To summarize, so far parents are very worried about minors’ exposure to undesirable information on social media platforms, but there is still no effective solution. The administrators of social platforms have also tried their best to formulate protection policies and control methods, but they are still unable to eliminate the proliferation of undesirable information. Parents are also skeptical about the restrictive features of these platforms because they have not seen any effective control. However, as the public gradually pays more attention to this kind of incident, there may be effective functions to protect minors in the future.
Anderson, M. (2019, March 22). How parents feel about – and manage – their teens’ online behavior and Screen Time. Pew Research Center. https://www.pewresearch.org/short-reads/2019/03/22/how-parents-feel-about-and-manage-their-teens-online-behavior-and-screen-time/
Internet Matters Team. (2022, September 20). Twitter’s parental controls and privacy settings for parents. Internet Matters. https://www.internetmatters.org/hub/news-blogs/twitters-parental-controls-and-privacy-settings-what-parents-need-to-know/
Levine, A. S. (2022, August 4). TikTok moderators are being trained using graphic images of Child sexual abuse. Forbes. https://www.forbes.com/sites/alexandralevine/2022/08/04/tiktok-is-storing-uncensored-images-of-child-sexual-abuse-and-using-them-to-train-moderators/?sh=46e33f65acb8
Mitchell, K. J., Finkelhor, D., & Wolak, J. (2005). Protecting youth online: Family use of filtering and blocking software. Child Abuse & Neglect, 29(7), 753–765. https://doi.org/10.1016/j.chiabu.2004.05.008
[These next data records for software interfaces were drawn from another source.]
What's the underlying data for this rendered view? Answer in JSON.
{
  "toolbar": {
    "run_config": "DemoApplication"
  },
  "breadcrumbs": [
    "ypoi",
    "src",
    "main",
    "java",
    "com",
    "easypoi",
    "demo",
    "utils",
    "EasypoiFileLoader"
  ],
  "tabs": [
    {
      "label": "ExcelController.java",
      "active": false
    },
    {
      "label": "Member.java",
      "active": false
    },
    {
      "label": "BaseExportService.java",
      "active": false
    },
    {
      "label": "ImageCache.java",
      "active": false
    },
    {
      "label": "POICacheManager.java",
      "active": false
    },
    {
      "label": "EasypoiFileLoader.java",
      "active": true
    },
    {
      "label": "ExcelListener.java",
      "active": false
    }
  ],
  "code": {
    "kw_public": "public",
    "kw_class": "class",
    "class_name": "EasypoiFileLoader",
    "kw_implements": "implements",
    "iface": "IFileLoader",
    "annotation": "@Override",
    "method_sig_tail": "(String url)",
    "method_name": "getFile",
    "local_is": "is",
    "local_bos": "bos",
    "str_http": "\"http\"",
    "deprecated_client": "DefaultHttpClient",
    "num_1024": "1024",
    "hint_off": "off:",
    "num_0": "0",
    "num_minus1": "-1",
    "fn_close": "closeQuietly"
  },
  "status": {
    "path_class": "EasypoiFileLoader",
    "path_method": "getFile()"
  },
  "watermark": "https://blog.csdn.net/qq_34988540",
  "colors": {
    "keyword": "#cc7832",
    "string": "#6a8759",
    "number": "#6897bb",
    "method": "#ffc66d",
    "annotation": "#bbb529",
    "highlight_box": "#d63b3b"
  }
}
Stewart, K., Brodowsky, G., & Sciglimpaglia, D. (2021). Parental supervision and control of adolescents’ problematic internet use: Understanding and predicting adoption of parental control software. Young Consumers, 23(2), 213–232. https://doi.org/10.1108/yc-04-2021-1307
Stewart, K., Brodowsky, G., & Sciglimpaglia, D. (2022). Parental supervision and control of adolescents’ problematic internet use: understanding and predicting adoption of parental control software. Young Consumers, 23(2), 213-232. https://doi.org/10.1108/YC-04-2021-1307
TikTok parental controls and safety settings. Internet Matters. (2023). https://www.internetmatters.org/parental-controls/social-media/tiktok-privacy-and-safety-settings/
Twitter has violated federal sex trafficking laws, lawsuit alleges. National Center on Sexual Exploitation. (n.d.). https://ncose.salsalabs.org/twitter/index.html